If you were to ask me what my favourite cuisine is I would definitely say, Basque. It is considerably unique and different from the broader Spanish cuisine as it is very food-forward. It is the epitome of culinary art, blended with passion, classic and gastronomic traditions yet modern and innovative in its execution. It has long been considered the best region for food in Spain. There is an abundance of produce from the sea and its fertile valley. It is linked to its territory, environment, seasonality, sauces, tastes, and memory. In fact, the Basque city of San Sebastián alone has more Michelin starred restaurants per square kilometer than any city in the world besides Kyoto in Japan.
So, it was with great excitement and anticipation to learn in July 2020 that the Rubell Museum at 1100 NW 23rd Street in the Allapath neighborhood of Miami was opening a restaurant featuring Basque food called, Leku, which name translates into, “the place”. Showcasing Basque Country-inspired cuisine, under executive Chef Mikel Goikolea, formerly of the three-star Michelin restaurant Azurmendi in San Sebastián. The chef de cuisine is Aitor Garate Berasluzu, formerly the sommelier and development manager of one of my all-time favourite restaurants, three-star Michelin Asidor Etxebarri in San Sebastián.

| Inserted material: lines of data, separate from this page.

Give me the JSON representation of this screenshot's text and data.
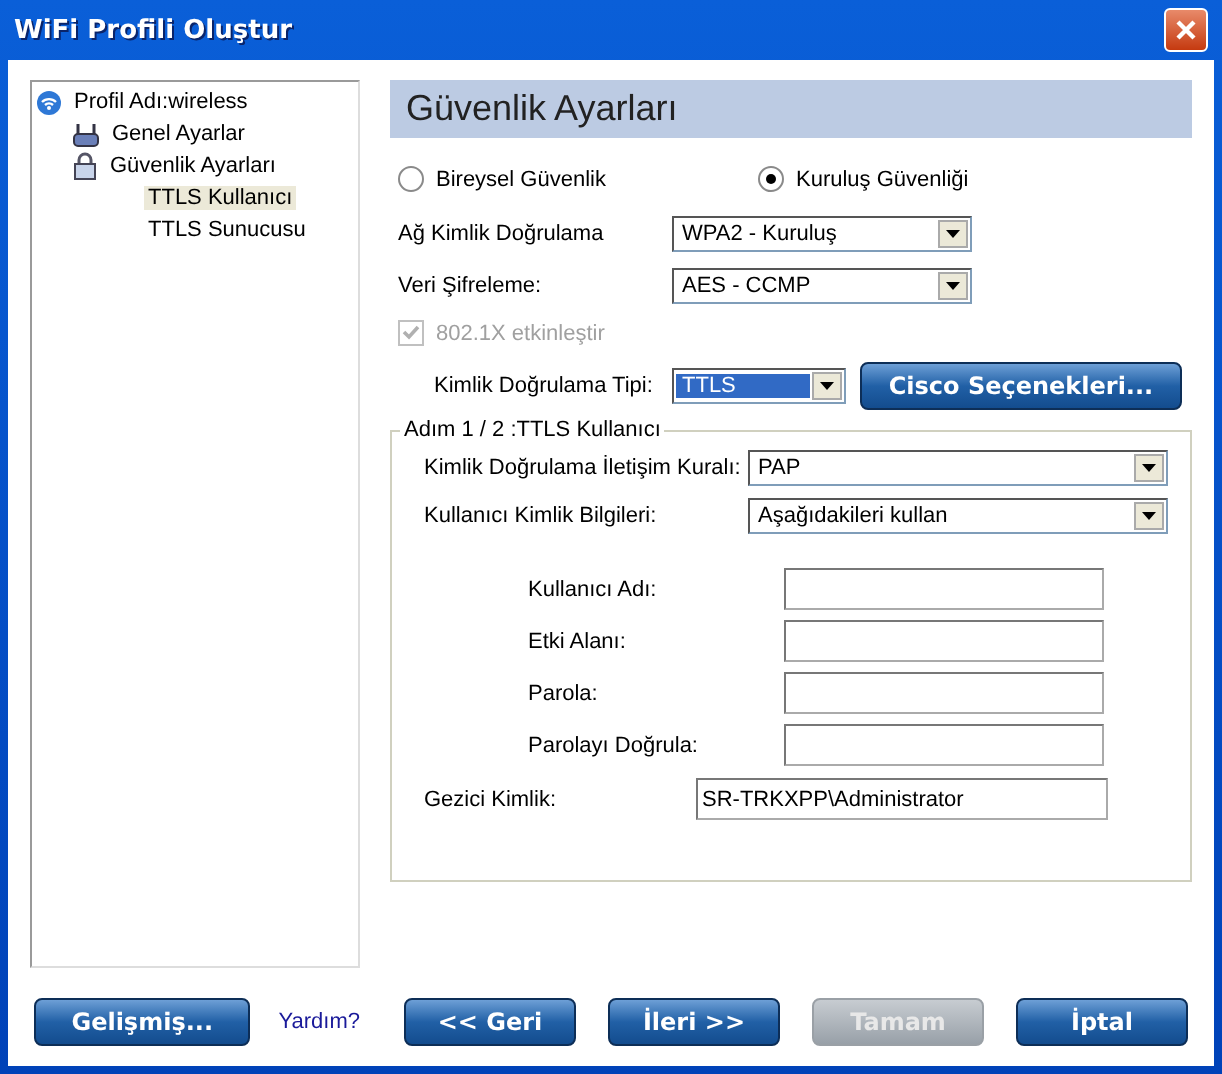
{
  "window": {
    "title": "WiFi Profili Oluştur"
  },
  "tree": [
    {
      "label": "Profil Adı:wireless",
      "kind": "wifi",
      "selected": false,
      "children": [
        {
          "label": "Genel Ayarlar",
          "kind": "router",
          "selected": false
        },
        {
          "label": "Güvenlik Ayarları",
          "kind": "lock",
          "selected": false,
          "children": [
            {
              "label": "TTLS Kullanıcı",
              "kind": "plain",
              "selected": true
            },
            {
              "label": "TTLS Sunucusu",
              "kind": "plain",
              "selected": false
            }
          ]
        }
      ]
    }
  ],
  "heading": "Güvenlik Ayarları",
  "security_mode": [
    {
      "label": "Bireysel Güvenlik",
      "selected": false
    },
    {
      "label": "Kuruluş Güvenliği",
      "selected": true
    }
  ],
  "auth_fields": [
    {
      "label": "Ağ Kimlik Doğrulama",
      "value": "WPA2 - Kuruluş"
    },
    {
      "label": "Veri Şifreleme:",
      "value": "AES - CCMP"
    }
  ],
  "enable_8021x": {
    "label": "802.1X etkinleştir",
    "checked": true,
    "disabled": true
  },
  "auth_type": {
    "label": "Kimlik Doğrulama Tipi:",
    "value": "TTLS",
    "focused": true
  },
  "cisco_button": "Cisco Seçenekleri...",
  "step_group": {
    "title": "Adım 1 / 2 :TTLS Kullanıcı",
    "dropdowns": [
      {
        "label": "Kimlik Doğrulama İletişim Kuralı:",
        "value": "PAP"
      },
      {
        "label": "Kullanıcı Kimlik Bilgileri:",
        "value": "Aşağıdakileri kullan"
      }
    ],
    "inputs": [
      {
        "label": "Kullanıcı Adı:"
      },
      {
        "label": "Etki Alanı:"
      },
      {
        "label": "Parola:"
      },
      {
        "label": "Parolayı Doğrula:"
      }
    ],
    "roaming": {
      "label": "Gezici Kimlik:",
      "value": "SR-TRKXPP\\Administrator"
    }
  },
  "buttons_left": [
    {
      "label": "Gelişmiş...",
      "disabled": false
    }
  ],
  "help_link": "Yardım?",
  "buttons_right": [
    {
      "label": "<< Geri",
      "disabled": false
    },
    {
      "label": "İleri >>",
      "disabled": false
    },
    {
      "label": "Tamam",
      "disabled": true
    },
    {
      "label": "İptal",
      "disabled": false
    }
  ]
}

The owners are also veteran heavy hitters with many well-known restaurants under their belt, who know the importance needed to run a fine dining establishment. It was unfortunate that they had to open during the Covid pandemic. I had to wait to dine there upon my return from Canada, but it was well worth the wait.
When we dined there for dinner, we selected to eat outside but would have also felt comfortable dining inside as the space had large garage-type doors open to the elements. That is the beauty of dining in Miami. We were seated at a well-spaced table in a lovely garden with twinkle lights. The French bistro-style decor is casual yet chic, with candle-lit white tables, wicker chairs, concrete floors, and a long, vibrant green velvet tufted banquette. A beautifully painted wall mural by Allison Zuckerman is the central focal point of the dining room, complementing the museum’s art forward venue. Inside they can seat about 40 people at full capacity. The outdoor patio, which seats 44, has a laid-back vibe and was perfect for social distancing. Soft music plays in the background and the service was excellent and engaging. They are waiting on installing a Basque grill that will be the centerpiece of the outdoor area. This is where the wood-fired items will be prepared.

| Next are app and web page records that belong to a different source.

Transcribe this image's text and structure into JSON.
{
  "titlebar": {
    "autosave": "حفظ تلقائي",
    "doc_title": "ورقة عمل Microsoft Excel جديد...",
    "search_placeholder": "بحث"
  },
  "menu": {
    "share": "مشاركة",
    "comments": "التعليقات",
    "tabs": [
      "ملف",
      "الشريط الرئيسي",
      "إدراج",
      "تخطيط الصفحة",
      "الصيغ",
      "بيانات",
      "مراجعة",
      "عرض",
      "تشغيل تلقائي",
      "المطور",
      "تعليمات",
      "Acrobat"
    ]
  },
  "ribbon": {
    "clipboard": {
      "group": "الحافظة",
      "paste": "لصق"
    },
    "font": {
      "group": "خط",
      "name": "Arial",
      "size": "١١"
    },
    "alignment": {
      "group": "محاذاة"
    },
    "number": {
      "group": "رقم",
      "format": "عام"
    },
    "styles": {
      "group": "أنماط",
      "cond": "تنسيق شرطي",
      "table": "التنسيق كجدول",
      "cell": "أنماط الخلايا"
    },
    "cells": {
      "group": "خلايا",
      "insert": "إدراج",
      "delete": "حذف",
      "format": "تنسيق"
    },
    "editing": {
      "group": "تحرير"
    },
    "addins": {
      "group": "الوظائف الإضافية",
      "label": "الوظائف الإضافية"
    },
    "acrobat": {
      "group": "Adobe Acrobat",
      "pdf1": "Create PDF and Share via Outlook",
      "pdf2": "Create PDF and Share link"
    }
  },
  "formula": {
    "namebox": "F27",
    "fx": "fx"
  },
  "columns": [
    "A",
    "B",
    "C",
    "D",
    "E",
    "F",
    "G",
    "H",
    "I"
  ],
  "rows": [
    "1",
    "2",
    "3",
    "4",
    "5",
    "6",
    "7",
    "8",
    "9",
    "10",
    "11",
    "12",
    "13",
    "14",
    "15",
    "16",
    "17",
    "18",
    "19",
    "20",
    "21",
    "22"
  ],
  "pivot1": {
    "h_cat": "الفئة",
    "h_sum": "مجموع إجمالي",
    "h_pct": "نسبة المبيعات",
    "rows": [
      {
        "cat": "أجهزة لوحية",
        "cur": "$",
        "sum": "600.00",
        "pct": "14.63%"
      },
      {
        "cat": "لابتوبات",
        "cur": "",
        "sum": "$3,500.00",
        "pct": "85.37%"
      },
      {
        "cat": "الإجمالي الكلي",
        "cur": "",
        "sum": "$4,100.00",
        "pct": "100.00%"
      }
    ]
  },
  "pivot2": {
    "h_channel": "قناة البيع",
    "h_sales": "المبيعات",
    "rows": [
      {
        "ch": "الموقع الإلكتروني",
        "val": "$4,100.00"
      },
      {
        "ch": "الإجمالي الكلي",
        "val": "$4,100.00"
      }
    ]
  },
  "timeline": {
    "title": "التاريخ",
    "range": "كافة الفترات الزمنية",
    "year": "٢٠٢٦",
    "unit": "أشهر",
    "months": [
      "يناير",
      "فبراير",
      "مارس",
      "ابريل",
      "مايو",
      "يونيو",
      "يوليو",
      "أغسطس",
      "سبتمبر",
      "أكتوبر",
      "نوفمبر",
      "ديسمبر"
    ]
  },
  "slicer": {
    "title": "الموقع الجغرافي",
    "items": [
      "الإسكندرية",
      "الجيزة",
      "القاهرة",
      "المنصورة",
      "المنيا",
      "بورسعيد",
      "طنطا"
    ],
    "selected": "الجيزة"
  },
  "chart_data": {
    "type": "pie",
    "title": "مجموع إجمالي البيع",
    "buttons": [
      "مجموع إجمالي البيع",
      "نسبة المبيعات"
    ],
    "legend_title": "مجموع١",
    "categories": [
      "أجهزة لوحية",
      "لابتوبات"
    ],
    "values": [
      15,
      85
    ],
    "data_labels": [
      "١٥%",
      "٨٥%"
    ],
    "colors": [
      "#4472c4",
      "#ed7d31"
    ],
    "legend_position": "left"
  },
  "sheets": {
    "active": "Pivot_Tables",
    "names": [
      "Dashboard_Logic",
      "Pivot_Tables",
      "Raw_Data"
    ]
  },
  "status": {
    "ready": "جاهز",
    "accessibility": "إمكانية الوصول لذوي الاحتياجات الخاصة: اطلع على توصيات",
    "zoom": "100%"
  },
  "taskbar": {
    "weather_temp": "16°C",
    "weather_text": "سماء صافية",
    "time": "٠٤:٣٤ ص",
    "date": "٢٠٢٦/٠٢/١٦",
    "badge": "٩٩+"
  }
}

The menu can either be ordered a la carte or you can enjoy an 11-course tasting meal for $95 that was well worth the splurge and quite reasonable considering the detail, and the depth and complexity of many of the dishes.
We did not experience one undesirable dish. Everything from the gazpacho to the Iberico croquets, to the tomato and cracker dish, to the beet carpaccio and Iberico tartare, were all exquisite, artfully plated, and delicious. Next up our scallops and chanterelles, wild mushroom rice, and our fish were all exemplary. But for me, the most memorable and probably the simplest thing we ate was the 30-day dry-aged prime beef cooked medium rare, served with THE best hand-cut French fries. They researched for a long time to find the best suppliers and farms. The meat had such an intense flavour profile. Their plan is to eventually do their own dry aging. It brought back memories of some of the outstanding meat I had when visiting San Sebastián.

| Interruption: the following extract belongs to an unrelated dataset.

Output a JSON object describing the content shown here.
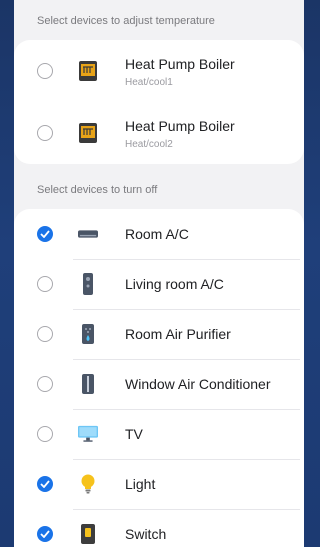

We continued with three desserts. A smoked milk ice cream with a cold-pressed beet sauce, reminiscent of what we had at Etxubarri, a molten chocolate cake with an intense and rich chocolate flavour, served with raspberry sorbet and, a slice of a typical, but well-executed Basque cheesecake reminiscent of La Vîna.
There is an enhanced cocktail bar, plus I was overjoyed to see they also have a variety of gin macerations. I enjoyed a sweet strawberry and basil concoction and my husband had an elegant tasting roasted pineapple and mint gin drink. There is a nice selection of mostly Spanish wines by the glass, plus beers and vermouth. The wines by the bottle offer a much broader world selection.
Miami’s most buzzed-about eatery was well worth the wait and very palate-pleasing. They showcased some exceptional regional specialties, Leku is unlike anything else in Miami. This restaurant is a destination in itself.